By CHRIS KAHN and JONATHAN FAHEY, Associated Press
NEW YORK (AP) — For oil and gas companies, the math was simple in the second quarter: lower prices equaled lower profits.
With gasoline prices averaging more than $3.40 per gallon nationwide and oil around $90 a barrel, it may be hard to believe oil companies are under duress. Most will report profits measured in the billions of dollars for the quarter.
But they earned less than a year ago — in some cases a lot less. That's because they had to sell oil and gas at lower prices. The average price for oil was 8.8 percent less from April to June. Natural gas prices have been especially painful. The average price dropped 46 percent compared with last year's second quarter.
This has made many gas drilling operations unprofitable, so companies have begun to cut back.
"We are all losing our shirts," said Exxon Mobil CEO Rex Tillerson in a speech recently.
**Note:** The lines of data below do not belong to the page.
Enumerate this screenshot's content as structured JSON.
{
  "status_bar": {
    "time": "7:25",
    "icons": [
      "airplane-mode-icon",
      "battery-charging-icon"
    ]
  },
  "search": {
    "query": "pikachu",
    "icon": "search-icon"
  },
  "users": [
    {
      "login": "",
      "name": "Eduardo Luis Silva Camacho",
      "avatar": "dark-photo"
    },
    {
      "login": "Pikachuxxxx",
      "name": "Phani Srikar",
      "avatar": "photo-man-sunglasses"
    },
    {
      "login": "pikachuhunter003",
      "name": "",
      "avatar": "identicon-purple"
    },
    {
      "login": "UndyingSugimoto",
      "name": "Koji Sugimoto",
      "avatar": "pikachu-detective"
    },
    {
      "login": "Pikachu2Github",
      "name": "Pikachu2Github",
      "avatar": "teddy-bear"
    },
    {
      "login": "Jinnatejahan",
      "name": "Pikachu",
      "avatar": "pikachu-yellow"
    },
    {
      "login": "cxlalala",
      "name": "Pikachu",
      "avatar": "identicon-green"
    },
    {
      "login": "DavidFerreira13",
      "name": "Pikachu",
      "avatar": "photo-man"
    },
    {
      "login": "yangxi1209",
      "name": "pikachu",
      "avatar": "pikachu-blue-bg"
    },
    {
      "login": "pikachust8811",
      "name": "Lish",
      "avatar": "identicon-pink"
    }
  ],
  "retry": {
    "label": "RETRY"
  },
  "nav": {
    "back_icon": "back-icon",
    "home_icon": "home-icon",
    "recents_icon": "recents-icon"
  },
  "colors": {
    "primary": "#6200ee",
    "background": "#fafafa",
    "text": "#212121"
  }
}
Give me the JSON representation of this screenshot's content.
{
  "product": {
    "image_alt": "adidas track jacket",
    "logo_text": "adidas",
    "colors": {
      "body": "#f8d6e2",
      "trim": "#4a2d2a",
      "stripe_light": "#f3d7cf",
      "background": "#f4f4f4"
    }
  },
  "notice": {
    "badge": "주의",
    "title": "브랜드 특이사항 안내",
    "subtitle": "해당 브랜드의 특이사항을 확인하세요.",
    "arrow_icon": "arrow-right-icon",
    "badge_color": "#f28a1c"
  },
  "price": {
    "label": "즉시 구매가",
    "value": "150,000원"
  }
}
Exxon is the nation's largest producer of natural gas.
The cutback means companies that provide drilling services to oil and gas companies have had less work to do, which should equate to lower profits.
For refiners that buy oil and cook it into gasoline, though, the quarter was likely a good one. Many paid less for oil, but were still able to fetch high prices for their gasoline. And costs fell because they used low-priced natural gas to power some equipment.
Here's more on what to expect from energy companies in the second quarter:
OIL & NATURAL GAS
The drop in the price of oil and natural gas is good news for just about everyone but the companies that produce and sell them. The top U.S. oil producers — Chevron Corp., BP PLC, Exxon Mobil Corp., ConocoPhillips, Occidental Petroleum Corp., Royal Dutch Shell PLC, Anadarko Petroleum Corp. and EOG Resources Inc. — are each expected to post lower profits in the second quarter, according to FactSet. Exxon and Chevron could each report next week that net income fell by more than $1 billion.
Oil prices fell because new supplies came online just as a slowdown in the global economy reduced demand. Libya restarted its pipelines and oil fields shut down by last year's rebellion. Saudi Arabia pumped more oil to make up for an embargo of Iranian oil. And U.S. production is the highest since 1998.
At the same time, the financial crisis in Europe and weaker economic growth in the U.S. and China helped reduce demand for oil as drivers, shippers and travelers used less gasoline, diesel and jet fuel.
Drillers produced about 1.4 million barrels per day more than the market needed. This led to increased supplies and lower prices. The companies can't quickly cut costs, so the price drop can dramatically impact their bottom lines.
The warmest winter on record reduced demand for natural gas for heating. But U.S. drillers kept producing more of the fuel than ever. This led to a glut and fears that the nation's storage facilities would run out of room by this fall. Natural gas prices hit a ten-year low early in April. For the quarter natural gas prices averaged $2.35 per 1,000 cubic feet, compared with an average of $4.38 a year earlier.
Gas drillers cut back recently in hopes that prices will rise as production falls. Argus Research analyst Phil Weiss says that oil drillers may do the same.
In the meantime profits will take a hit. Devon Energy Corp.'s earnings are expected to fall by half, to 89 cents per share from $1.71 last year, according to FactSet. Chesapeake Energy Corp.'s profits are expected to slip to 10 cents per share from 76 cents per share, and Range Resources Corp. is expected to post earnings of 9 cents per share, down from 27 cents last year.
American refiners fared better in the second quarter. They were able to buy cheaper oil, while gasoline prices rose in some parts of the country.
Profits varied depending on where refineries bought their oil, and where they sold gasoline and other fuels.
Those with access to oil from the interior of the U.S. and Canada such as HollyFrontier Corp. and Tesoro Corp. had a big advantage. Oil production is booming in the middle of the country. But there isn't enough pipeline capacity to move the oil out, so supplies have reached their highest levels ever and prices have dipped.
Benchmark West Texas Intermediate crude sets the price for much of the oil produced in the interior of the U.S. It was more than $15 per barrel cheaper than Brent crude, which sets the price for crude produced offshore. Canadian crudes were even cheaper. Refiners with big operations on the East coast, such as Sunoco, bore the cost of buying more of the expensive, Brent-based crudes.